== Supplied records ==
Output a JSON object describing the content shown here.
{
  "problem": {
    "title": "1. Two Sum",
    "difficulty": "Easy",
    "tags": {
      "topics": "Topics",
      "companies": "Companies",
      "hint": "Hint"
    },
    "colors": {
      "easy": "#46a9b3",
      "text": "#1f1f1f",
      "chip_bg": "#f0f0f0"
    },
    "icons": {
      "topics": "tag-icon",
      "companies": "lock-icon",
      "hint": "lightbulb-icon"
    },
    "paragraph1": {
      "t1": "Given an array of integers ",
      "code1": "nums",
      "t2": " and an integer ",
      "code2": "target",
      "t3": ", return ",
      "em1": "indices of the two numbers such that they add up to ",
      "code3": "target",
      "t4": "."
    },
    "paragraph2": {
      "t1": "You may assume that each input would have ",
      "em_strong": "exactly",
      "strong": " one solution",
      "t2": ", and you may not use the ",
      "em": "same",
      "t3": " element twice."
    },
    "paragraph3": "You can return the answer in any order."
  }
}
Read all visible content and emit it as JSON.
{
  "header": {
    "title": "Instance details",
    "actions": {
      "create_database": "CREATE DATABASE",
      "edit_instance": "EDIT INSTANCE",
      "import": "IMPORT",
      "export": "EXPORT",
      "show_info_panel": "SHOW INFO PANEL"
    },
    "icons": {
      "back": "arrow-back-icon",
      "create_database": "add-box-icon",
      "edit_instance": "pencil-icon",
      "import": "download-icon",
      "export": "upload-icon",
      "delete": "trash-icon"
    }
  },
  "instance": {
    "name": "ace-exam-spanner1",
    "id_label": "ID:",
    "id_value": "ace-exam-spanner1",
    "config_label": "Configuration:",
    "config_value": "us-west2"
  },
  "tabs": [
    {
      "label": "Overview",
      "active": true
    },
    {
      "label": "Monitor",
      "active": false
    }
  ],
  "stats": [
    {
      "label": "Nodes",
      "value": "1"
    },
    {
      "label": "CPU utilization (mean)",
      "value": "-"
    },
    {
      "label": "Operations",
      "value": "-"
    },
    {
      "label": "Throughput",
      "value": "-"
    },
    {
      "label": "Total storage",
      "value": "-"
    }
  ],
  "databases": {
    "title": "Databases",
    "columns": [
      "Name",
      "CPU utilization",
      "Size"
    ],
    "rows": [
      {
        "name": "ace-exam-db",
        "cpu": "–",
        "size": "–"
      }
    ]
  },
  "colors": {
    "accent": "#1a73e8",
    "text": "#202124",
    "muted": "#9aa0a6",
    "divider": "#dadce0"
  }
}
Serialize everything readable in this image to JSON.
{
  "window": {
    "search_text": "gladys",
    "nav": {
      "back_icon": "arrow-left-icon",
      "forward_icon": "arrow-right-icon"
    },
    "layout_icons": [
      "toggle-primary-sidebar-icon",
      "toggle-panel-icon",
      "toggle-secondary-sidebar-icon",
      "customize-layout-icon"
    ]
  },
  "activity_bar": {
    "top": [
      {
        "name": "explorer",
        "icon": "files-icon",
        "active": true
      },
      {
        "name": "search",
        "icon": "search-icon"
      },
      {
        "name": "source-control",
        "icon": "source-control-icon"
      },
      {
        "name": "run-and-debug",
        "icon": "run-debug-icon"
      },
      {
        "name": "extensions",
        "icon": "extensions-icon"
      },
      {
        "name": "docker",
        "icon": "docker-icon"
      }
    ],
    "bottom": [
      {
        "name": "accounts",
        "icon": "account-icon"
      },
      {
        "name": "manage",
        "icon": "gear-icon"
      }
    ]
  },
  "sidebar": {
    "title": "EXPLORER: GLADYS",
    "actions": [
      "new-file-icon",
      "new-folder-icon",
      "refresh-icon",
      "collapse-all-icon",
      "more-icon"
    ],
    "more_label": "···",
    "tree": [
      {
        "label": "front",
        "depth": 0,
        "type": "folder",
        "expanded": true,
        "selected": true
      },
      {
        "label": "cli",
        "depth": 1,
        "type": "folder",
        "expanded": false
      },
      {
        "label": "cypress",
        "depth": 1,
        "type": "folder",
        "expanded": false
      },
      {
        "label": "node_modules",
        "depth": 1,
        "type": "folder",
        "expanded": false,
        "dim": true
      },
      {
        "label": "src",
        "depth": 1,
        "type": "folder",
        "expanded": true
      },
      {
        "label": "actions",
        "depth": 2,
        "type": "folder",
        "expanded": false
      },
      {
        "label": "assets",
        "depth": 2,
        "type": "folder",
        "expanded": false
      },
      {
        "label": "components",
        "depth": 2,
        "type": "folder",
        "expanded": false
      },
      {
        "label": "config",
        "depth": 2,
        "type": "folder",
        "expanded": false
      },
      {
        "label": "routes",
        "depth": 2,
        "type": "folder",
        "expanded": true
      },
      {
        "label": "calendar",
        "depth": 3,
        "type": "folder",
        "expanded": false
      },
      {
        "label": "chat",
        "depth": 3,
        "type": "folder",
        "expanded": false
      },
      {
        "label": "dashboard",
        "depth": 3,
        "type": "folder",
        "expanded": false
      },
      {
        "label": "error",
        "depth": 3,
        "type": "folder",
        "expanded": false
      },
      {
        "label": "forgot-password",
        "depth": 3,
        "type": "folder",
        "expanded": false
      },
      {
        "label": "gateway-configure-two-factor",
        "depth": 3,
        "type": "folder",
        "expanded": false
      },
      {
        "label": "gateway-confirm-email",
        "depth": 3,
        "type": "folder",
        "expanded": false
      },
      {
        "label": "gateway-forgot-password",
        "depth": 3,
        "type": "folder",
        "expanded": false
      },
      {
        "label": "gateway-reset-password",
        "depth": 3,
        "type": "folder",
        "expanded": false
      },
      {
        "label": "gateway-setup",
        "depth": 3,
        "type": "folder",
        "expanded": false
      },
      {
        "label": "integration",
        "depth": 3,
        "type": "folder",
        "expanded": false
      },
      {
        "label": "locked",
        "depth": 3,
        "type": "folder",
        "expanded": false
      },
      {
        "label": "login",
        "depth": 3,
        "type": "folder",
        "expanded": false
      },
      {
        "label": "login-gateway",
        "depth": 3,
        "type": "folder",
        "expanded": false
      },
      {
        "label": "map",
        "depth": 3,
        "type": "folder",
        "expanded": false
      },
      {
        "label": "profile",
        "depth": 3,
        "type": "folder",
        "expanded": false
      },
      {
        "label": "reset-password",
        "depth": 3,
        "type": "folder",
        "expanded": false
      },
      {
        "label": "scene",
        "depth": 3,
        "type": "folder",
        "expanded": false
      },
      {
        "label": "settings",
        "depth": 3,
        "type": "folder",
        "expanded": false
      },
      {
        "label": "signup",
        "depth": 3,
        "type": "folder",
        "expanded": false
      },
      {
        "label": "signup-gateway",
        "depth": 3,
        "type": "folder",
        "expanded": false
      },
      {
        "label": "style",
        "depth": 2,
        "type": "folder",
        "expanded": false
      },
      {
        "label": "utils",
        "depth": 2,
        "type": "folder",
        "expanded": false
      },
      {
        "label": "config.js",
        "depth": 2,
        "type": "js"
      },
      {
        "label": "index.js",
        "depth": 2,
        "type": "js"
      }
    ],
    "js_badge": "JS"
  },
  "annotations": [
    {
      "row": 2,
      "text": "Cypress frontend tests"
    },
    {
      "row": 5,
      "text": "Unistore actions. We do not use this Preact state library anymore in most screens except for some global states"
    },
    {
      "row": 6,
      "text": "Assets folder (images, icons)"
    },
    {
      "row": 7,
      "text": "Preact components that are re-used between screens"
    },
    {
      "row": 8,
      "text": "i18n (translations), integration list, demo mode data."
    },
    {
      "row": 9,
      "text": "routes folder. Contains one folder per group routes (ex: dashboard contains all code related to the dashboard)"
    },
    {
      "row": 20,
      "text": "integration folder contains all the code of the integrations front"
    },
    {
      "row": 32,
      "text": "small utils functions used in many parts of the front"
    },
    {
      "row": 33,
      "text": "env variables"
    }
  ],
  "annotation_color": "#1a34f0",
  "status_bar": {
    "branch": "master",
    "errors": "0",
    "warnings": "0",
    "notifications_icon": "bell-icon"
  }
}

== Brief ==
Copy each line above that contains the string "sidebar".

== Solution for this task ==
      "toggle-primary-sidebar-icon",
      "toggle-secondary-sidebar-icon",
  "sidebar": {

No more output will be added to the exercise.